A catch-all term for the inability to fall or stay asleep, sleeplessness is -- as sufferers know -- a very serious problem. It's sleeplessness whenever something, whether it's physical pain, anxiety, or an underlying condition, prevents you from falling asleep within a reasonable amount of time or staying asleep long enough to achieve a good night's sleep.
What to do: Talk to experts about sleeplessness, and you'll be told to practice good "sleep hygiene." What this means is that you need to take your lack of sleep seriously and look at your sleep habits and physical surroundings to see what might be preventing you from sleeping well. Start with your evening habits: What do you do in the hours before bed? Eliminate late-night eating, drinking, and computer use and your chances of falling asleep quickly and sleeping soundly are much greater. Use the last hour before bed to do things that relax you, like taking a warm bath, meditating, or reading.
Next take a look at your bedroom. Is it completely dark? If not, find the light sources and eliminate them. This might mean taking big steps, like hanging light-blocking shades, or small steps, like putting duct tape over the tiny lights in smoke alarms.
Now consider noise. If a ticking clock disturbs you, buy one that doesn't tick, or use your phone. Turn clock radios and MP3 players to the wall and cover lighted screens. Lay in supplies of earplugs, eye masks, and anything else that helps screen out light as well as sound. Some people find a fan or white-noise machine is soothing and blocks out street noise. If you don't like wearing earplugs or an eye mask when you fall asleep, keep them on your bedside table in case you wake up later. Many people find they're more sensitive to light and sound in the middle of the night.
Experts also recommend using your bedroom only for sleeping and sex.

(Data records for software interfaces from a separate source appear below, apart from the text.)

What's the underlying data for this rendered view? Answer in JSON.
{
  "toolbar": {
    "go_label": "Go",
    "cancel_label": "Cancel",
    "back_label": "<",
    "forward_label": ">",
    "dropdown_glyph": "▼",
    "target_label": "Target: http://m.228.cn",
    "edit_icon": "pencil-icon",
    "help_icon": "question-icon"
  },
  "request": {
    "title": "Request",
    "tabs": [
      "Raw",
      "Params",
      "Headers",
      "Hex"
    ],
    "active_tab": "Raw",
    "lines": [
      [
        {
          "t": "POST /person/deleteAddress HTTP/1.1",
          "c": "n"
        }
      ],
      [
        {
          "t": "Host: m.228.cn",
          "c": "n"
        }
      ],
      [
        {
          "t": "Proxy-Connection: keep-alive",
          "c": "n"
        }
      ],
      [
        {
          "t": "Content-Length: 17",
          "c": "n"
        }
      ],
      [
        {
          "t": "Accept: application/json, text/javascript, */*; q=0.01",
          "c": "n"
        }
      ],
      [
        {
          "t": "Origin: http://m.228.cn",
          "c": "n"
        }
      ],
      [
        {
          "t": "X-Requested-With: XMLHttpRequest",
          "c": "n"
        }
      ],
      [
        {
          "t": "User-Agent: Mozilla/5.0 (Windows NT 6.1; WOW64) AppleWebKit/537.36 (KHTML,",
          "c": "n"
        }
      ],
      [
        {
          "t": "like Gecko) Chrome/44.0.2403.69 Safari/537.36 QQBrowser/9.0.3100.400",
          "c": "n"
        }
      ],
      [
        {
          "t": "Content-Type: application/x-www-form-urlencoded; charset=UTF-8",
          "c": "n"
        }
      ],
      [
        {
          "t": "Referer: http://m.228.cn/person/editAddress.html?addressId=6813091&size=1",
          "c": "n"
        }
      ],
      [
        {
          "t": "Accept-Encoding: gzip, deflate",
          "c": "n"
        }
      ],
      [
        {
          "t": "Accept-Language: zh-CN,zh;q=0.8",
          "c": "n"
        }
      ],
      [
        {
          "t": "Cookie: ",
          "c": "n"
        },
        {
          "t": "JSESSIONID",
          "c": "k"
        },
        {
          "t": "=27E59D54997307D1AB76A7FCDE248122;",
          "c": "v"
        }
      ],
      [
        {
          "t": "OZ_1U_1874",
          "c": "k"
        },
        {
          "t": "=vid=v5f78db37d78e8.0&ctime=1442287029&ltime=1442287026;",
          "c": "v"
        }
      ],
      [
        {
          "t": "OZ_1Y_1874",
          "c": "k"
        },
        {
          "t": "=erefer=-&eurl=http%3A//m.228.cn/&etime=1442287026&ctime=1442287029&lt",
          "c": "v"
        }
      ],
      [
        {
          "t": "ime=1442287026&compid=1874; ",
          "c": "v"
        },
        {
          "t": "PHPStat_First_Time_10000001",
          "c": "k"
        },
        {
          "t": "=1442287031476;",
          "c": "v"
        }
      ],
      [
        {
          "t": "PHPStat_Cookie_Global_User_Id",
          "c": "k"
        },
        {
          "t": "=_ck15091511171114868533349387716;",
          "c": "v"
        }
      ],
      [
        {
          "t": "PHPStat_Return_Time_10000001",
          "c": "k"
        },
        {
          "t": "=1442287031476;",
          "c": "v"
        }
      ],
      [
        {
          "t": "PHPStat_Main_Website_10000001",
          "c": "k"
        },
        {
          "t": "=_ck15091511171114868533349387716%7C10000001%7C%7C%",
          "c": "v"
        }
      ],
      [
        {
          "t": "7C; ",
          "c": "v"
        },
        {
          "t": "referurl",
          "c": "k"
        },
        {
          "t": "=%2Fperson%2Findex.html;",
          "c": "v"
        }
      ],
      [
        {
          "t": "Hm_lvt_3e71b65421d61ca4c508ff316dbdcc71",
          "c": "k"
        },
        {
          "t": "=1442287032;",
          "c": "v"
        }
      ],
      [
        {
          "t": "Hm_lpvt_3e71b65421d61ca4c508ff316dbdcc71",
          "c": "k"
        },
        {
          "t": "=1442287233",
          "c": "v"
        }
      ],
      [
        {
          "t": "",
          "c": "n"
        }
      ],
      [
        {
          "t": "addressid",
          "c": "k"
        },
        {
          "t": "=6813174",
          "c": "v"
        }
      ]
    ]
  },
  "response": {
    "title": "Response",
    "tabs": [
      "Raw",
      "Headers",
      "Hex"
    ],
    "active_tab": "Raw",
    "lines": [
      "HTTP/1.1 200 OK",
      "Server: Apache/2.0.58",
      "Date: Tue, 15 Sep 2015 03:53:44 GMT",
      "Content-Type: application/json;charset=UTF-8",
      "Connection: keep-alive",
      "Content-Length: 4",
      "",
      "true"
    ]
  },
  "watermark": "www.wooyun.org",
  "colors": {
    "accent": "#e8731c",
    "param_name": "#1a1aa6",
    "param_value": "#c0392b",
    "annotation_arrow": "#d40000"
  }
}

If you've got papers strewn around or you bring your laptop to bed, you bring that stress with you when you go to sleep.